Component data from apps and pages
┄┄┄┄┄┄┄┄┄┄┄┄┄┄┄┄┄┄┄┄
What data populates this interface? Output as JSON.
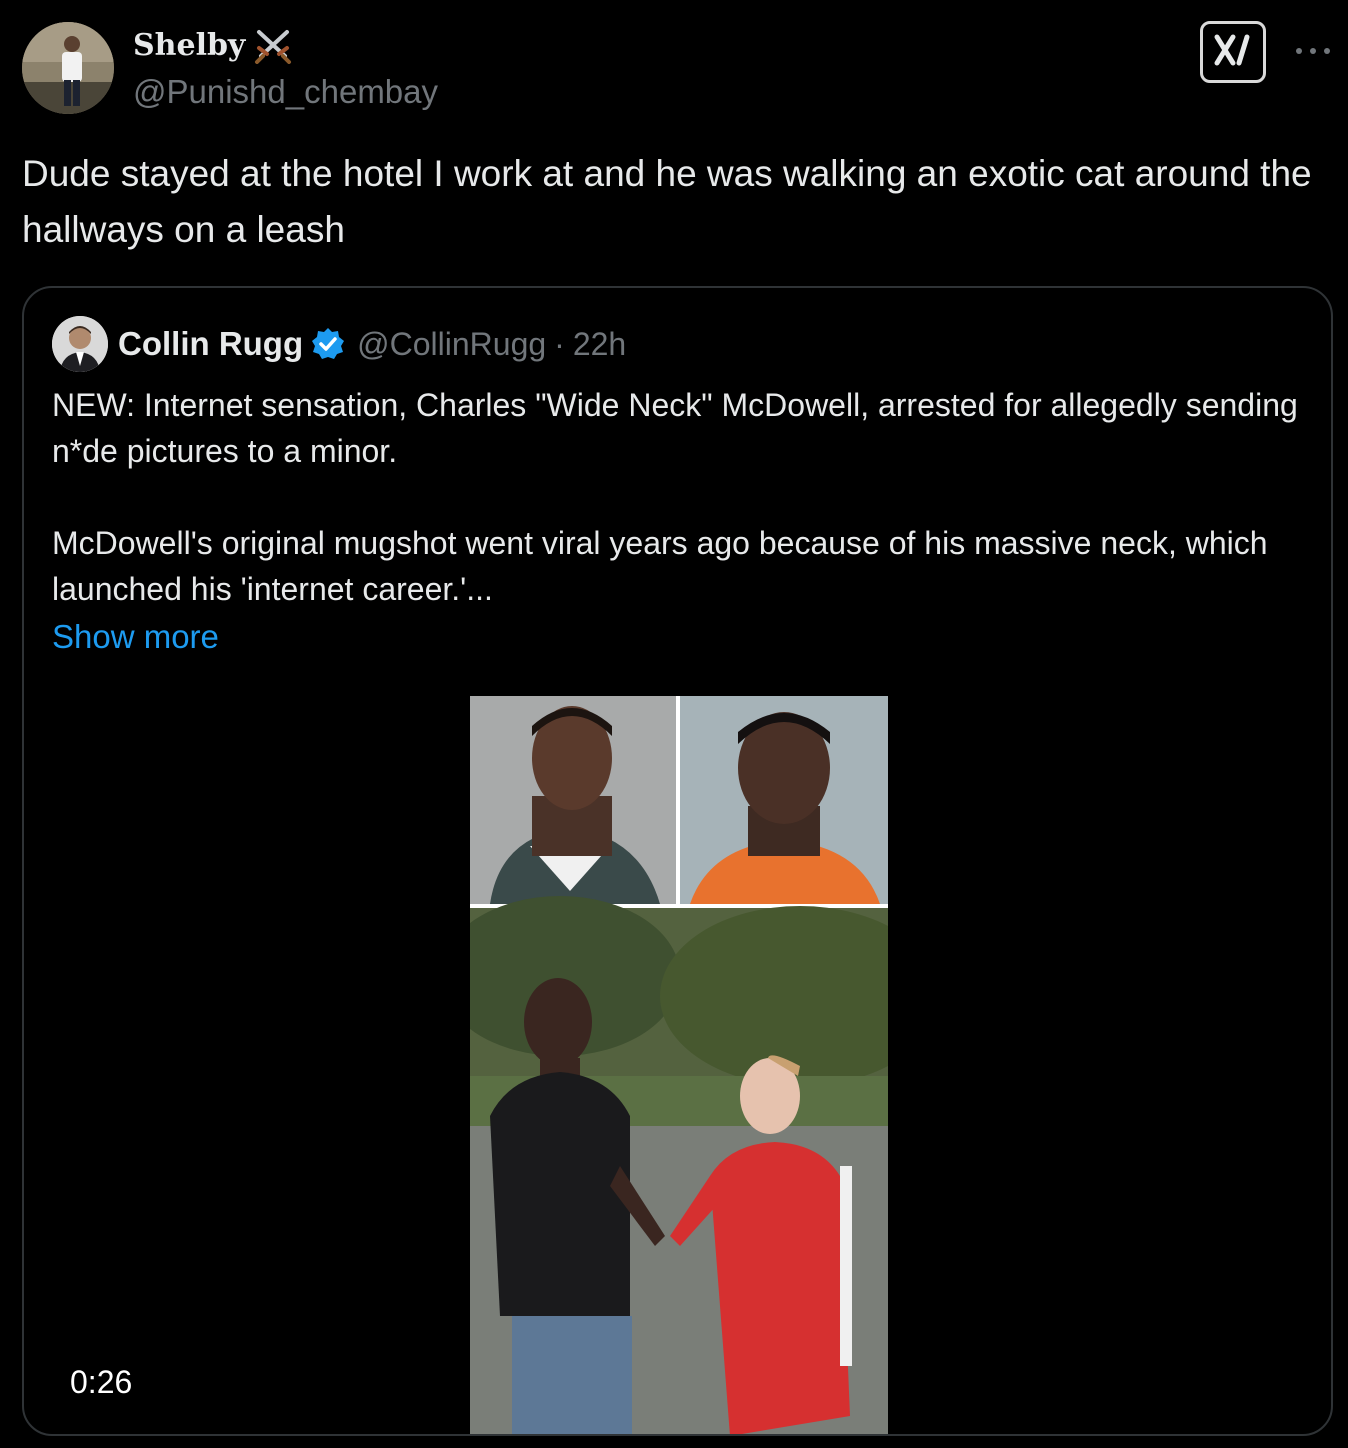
{
  "colors": {
    "background": "#000000",
    "text_primary": "#e7e9ea",
    "text_secondary": "#71767b",
    "link": "#1d9bf0",
    "border": "#2f3336",
    "verified": "#1d9bf0"
  },
  "tweet": {
    "author": {
      "display_name": "Shelby",
      "handle": "@Punishd_chembay",
      "name_emoji_icon": "crossed-swords-icon"
    },
    "text": "Dude stayed at the hotel I work at and he was walking an exotic cat around the hallways on a leash",
    "actions": {
      "grok_icon": "grok-icon",
      "more_icon": "more-horizontal-icon"
    }
  },
  "quoted_tweet": {
    "author": {
      "display_name": "Collin Rugg",
      "handle": "@CollinRugg",
      "separator": "·",
      "time": "22h",
      "verified_icon": "verified-badge-icon"
    },
    "paragraph_1": "NEW: Internet sensation, Charles \"Wide Neck\" McDowell, arrested for allegedly sending n*de pictures to a minor.",
    "paragraph_2": "McDowell's original mugshot went viral years ago because of his massive neck, which launched his 'internet career.'...",
    "show_more": "Show more",
    "media": {
      "type": "video",
      "duration": "0:26"
    }
  }
}
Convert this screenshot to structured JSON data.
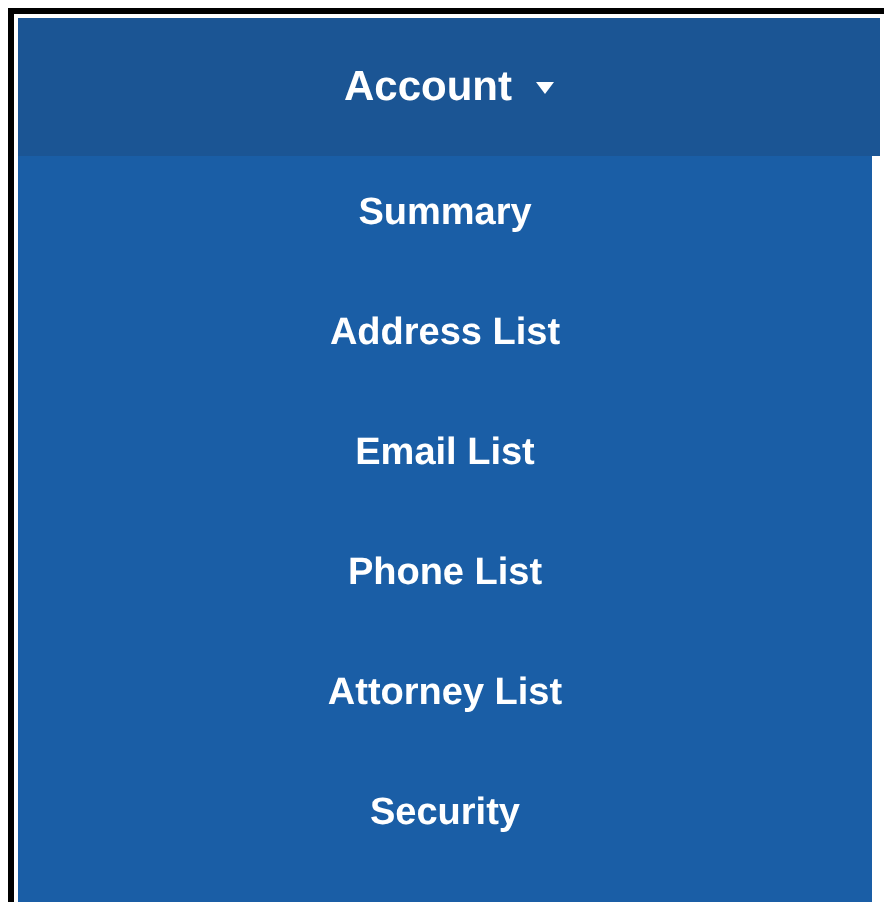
{
  "menu": {
    "title": "Account",
    "items": [
      {
        "label": "Summary"
      },
      {
        "label": "Address List"
      },
      {
        "label": "Email List"
      },
      {
        "label": "Phone List"
      },
      {
        "label": "Attorney List"
      },
      {
        "label": "Security"
      }
    ]
  }
}
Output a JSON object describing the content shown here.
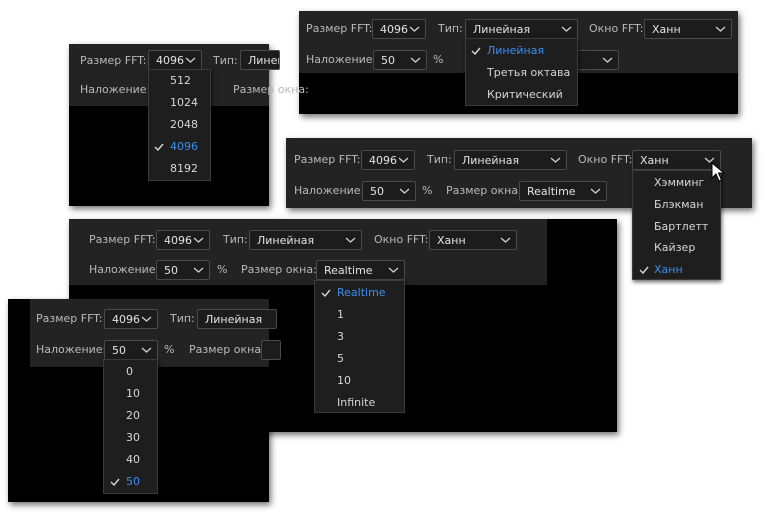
{
  "labels": {
    "fft_size": "Размер FFT:",
    "type": "Тип:",
    "window_fft": "Окно FFT:",
    "overlap": "Наложение:",
    "percent": "%",
    "window_size": "Размер окна:",
    "window_size_short": "Размер окна:"
  },
  "values": {
    "fft_size": "4096",
    "type": "Линейная",
    "window_fft": "Ханн",
    "overlap": "50",
    "window_size": "Realtime"
  },
  "menus": {
    "type": {
      "items": [
        "Линейная",
        "Третья октава",
        "Критический"
      ],
      "selected": "Линейная"
    },
    "fft_size": {
      "items": [
        "512",
        "1024",
        "2048",
        "4096",
        "8192"
      ],
      "selected": "4096"
    },
    "window_fft": {
      "items": [
        "Хэмминг",
        "Блэкман",
        "Бартлетт",
        "Кайзер",
        "Ханн"
      ],
      "selected": "Ханн"
    },
    "window_size": {
      "items": [
        "Realtime",
        "1",
        "3",
        "5",
        "10",
        "Infinite"
      ],
      "selected": "Realtime"
    },
    "overlap": {
      "items": [
        "0",
        "10",
        "20",
        "30",
        "40",
        "50"
      ],
      "selected": "50"
    }
  },
  "colors": {
    "accent": "#3d8ef0",
    "panel_bg": "#000000",
    "bar_bg": "#232323"
  },
  "icons": {
    "chevron": "chevron-down-icon",
    "check": "checkmark-icon",
    "cursor": "mouse-pointer-icon"
  }
}
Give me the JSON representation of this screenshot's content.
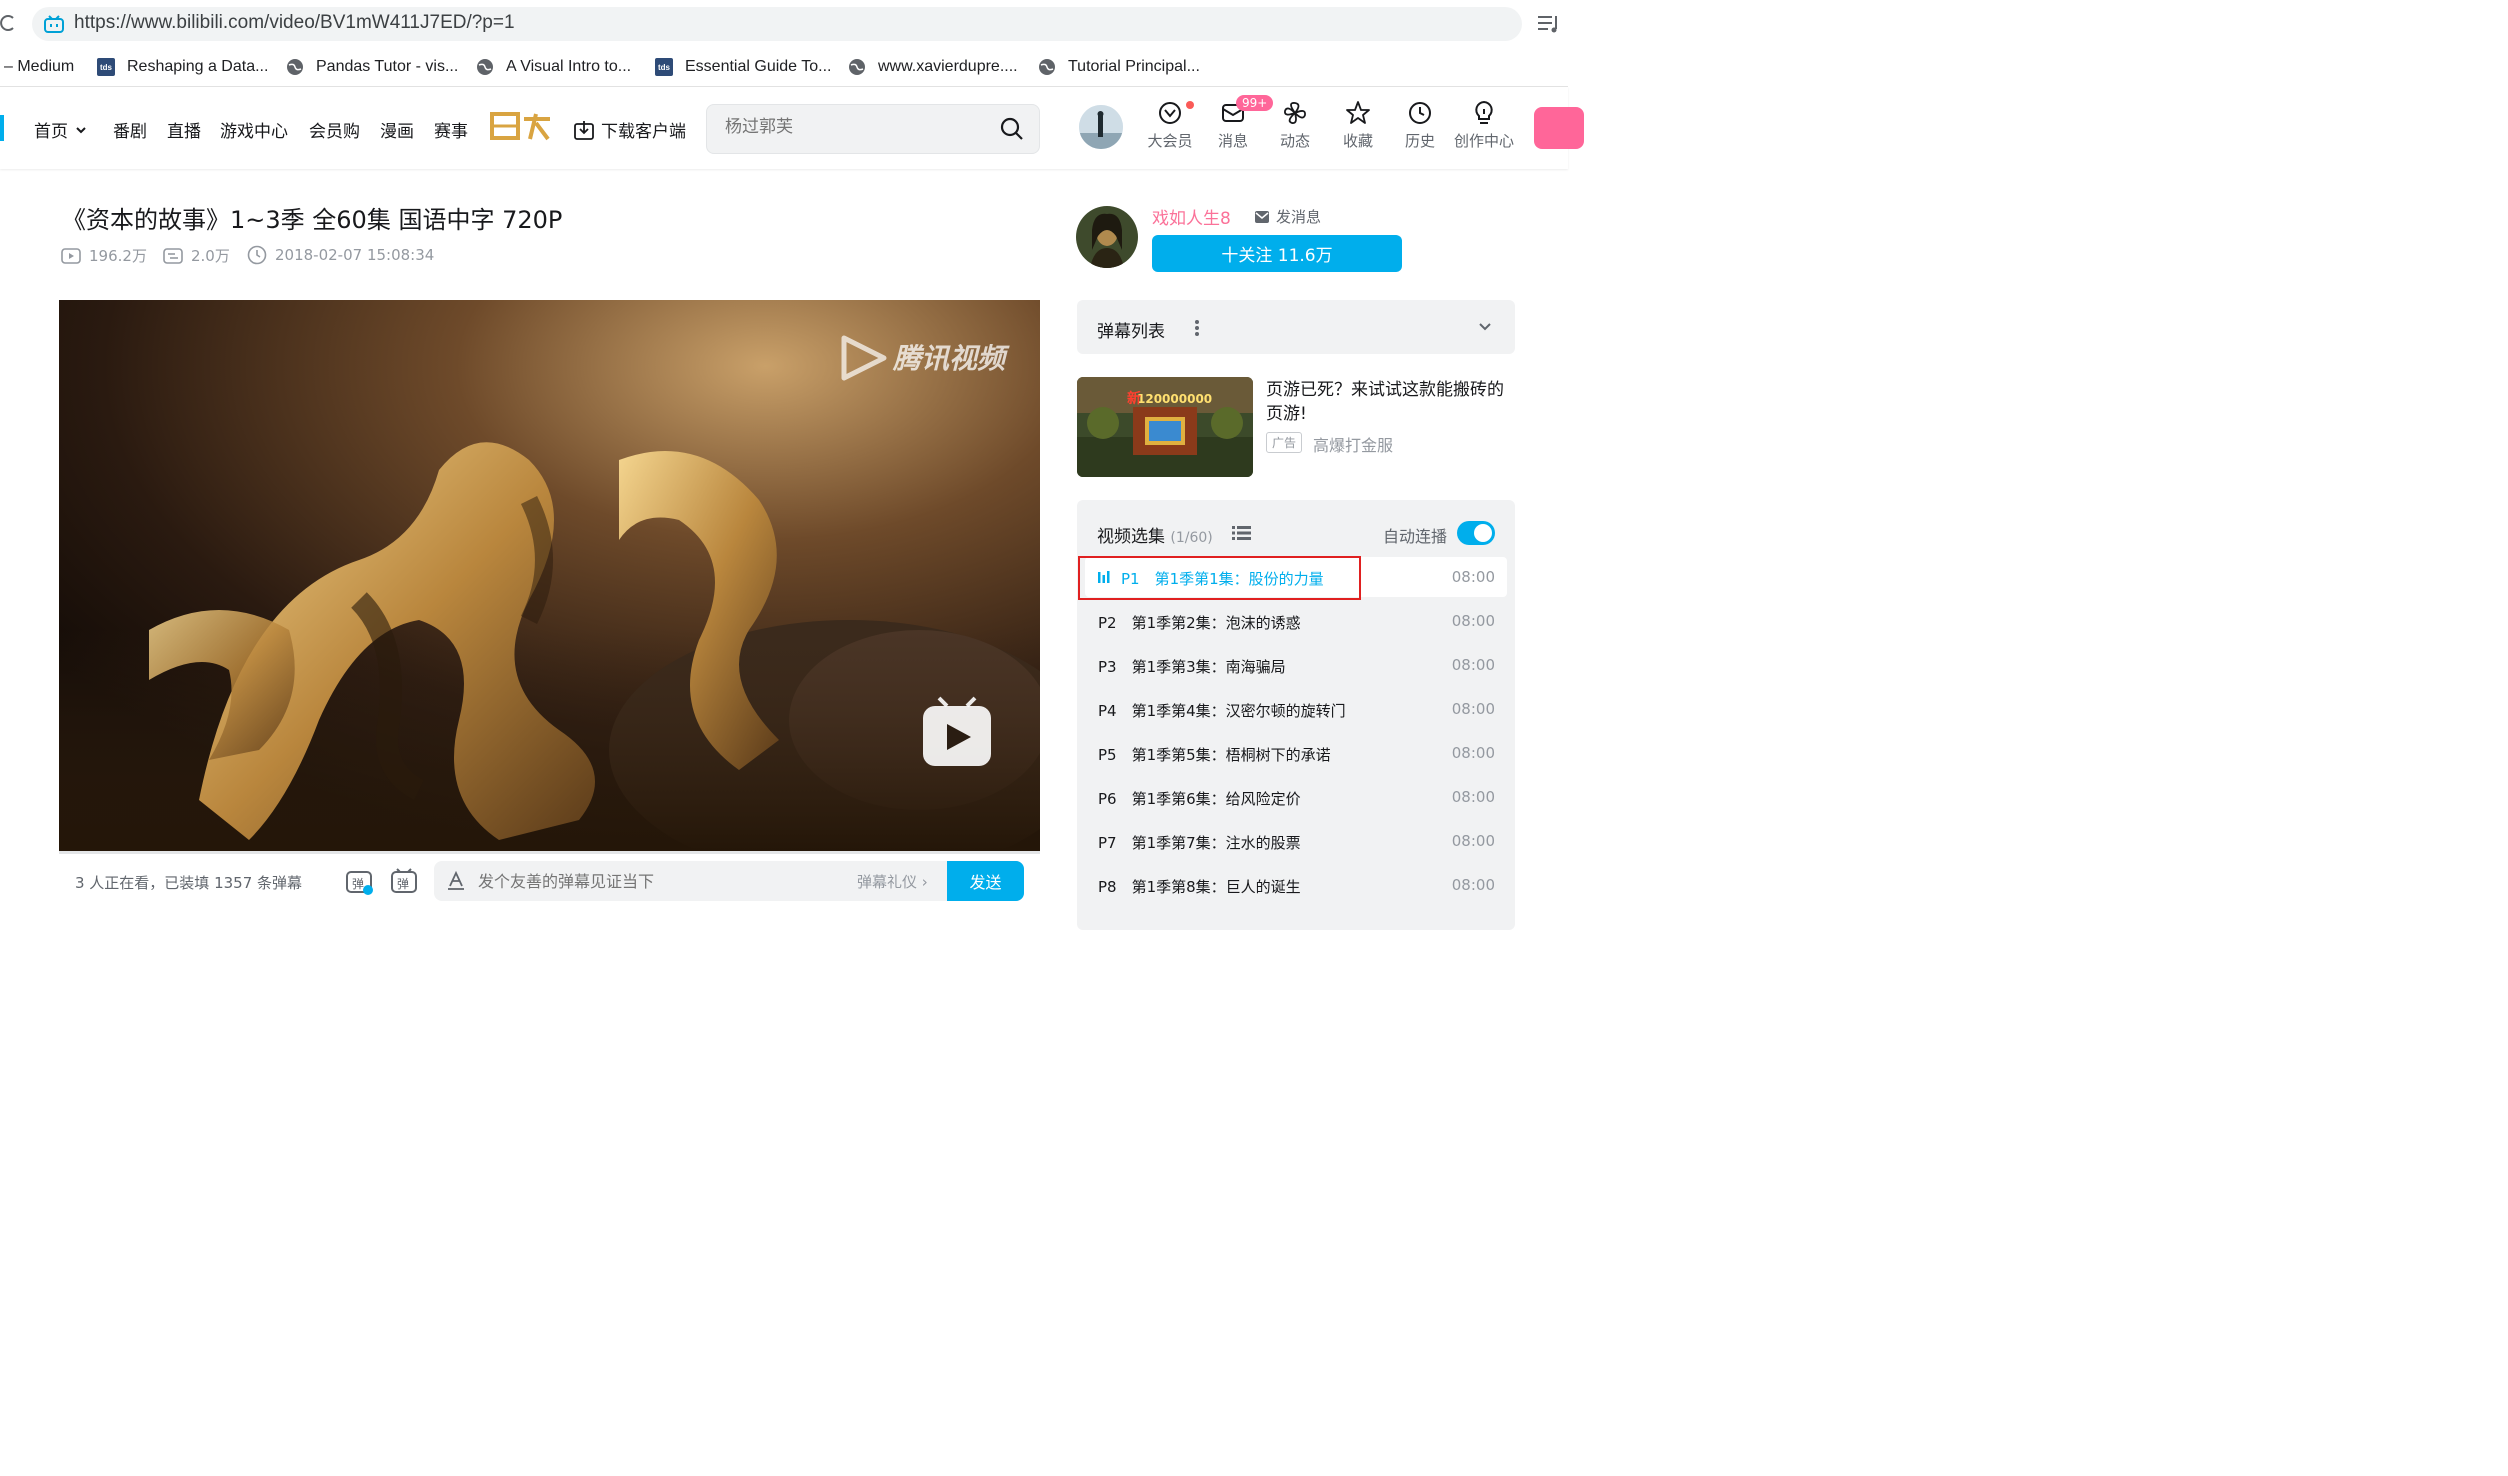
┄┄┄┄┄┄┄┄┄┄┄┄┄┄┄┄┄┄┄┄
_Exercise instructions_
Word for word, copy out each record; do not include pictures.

_Exercise result_
What data populates this interface? Output as JSON.
{
  "colors": {
    "background": "#000000",
    "text_primary": "#e7e9ea",
    "text_secondary": "#71767b",
    "link": "#1d9bf0",
    "border": "#2f3336",
    "verified": "#1d9bf0"
  },
  "tweet": {
    "author": {
      "display_name": "Shelby",
      "handle": "@Punishd_chembay",
      "name_emoji_icon": "crossed-swords-icon"
    },
    "text": "Dude stayed at the hotel I work at and he was walking an exotic cat around the hallways on a leash",
    "actions": {
      "grok_icon": "grok-icon",
      "more_icon": "more-horizontal-icon"
    }
  },
  "quoted_tweet": {
    "author": {
      "display_name": "Collin Rugg",
      "handle": "@CollinRugg",
      "separator": "·",
      "time": "22h",
      "verified_icon": "verified-badge-icon"
    },
    "paragraph_1": "NEW: Internet sensation, Charles \"Wide Neck\" McDowell, arrested for allegedly sending n*de pictures to a minor.",
    "paragraph_2": "McDowell's original mugshot went viral years ago because of his massive neck, which launched his 'internet career.'...",
    "show_more": "Show more",
    "media": {
      "type": "video",
      "duration": "0:26"
    }
  }
}
Convert this screenshot to structured JSON data.
{
  "menu": {
    "title": "Account",
    "items": [
      {
        "label": "Summary"
      },
      {
        "label": "Address List"
      },
      {
        "label": "Email List"
      },
      {
        "label": "Phone List"
      },
      {
        "label": "Attorney List"
      },
      {
        "label": "Security"
      }
    ]
  }
}
Output a JSON object describing the content shown here.
{
  "labels": {
    "fft_size": "Размер FFT:",
    "type": "Тип:",
    "window_fft": "Окно FFT:",
    "overlap": "Наложение:",
    "percent": "%",
    "window_size": "Размер окна:",
    "window_size_short": "Размер окна:"
  },
  "values": {
    "fft_size": "4096",
    "type": "Линейная",
    "window_fft": "Ханн",
    "overlap": "50",
    "window_size": "Realtime"
  },
  "menus": {
    "type": {
      "items": [
        "Линейная",
        "Третья октава",
        "Критический"
      ],
      "selected": "Линейная"
    },
    "fft_size": {
      "items": [
        "512",
        "1024",
        "2048",
        "4096",
        "8192"
      ],
      "selected": "4096"
    },
    "window_fft": {
      "items": [
        "Хэмминг",
        "Блэкман",
        "Бартлетт",
        "Кайзер",
        "Ханн"
      ],
      "selected": "Ханн"
    },
    "window_size": {
      "items": [
        "Realtime",
        "1",
        "3",
        "5",
        "10",
        "Infinite"
      ],
      "selected": "Realtime"
    },
    "overlap": {
      "items": [
        "0",
        "10",
        "20",
        "30",
        "40",
        "50"
      ],
      "selected": "50"
    }
  },
  "colors": {
    "accent": "#3d8ef0",
    "panel_bg": "#000000",
    "bar_bg": "#232323"
  },
  "icons": {
    "chevron": "chevron-down-icon",
    "check": "checkmark-icon",
    "cursor": "mouse-pointer-icon"
  }
}
Give me the JSON representation of this screenshot's content.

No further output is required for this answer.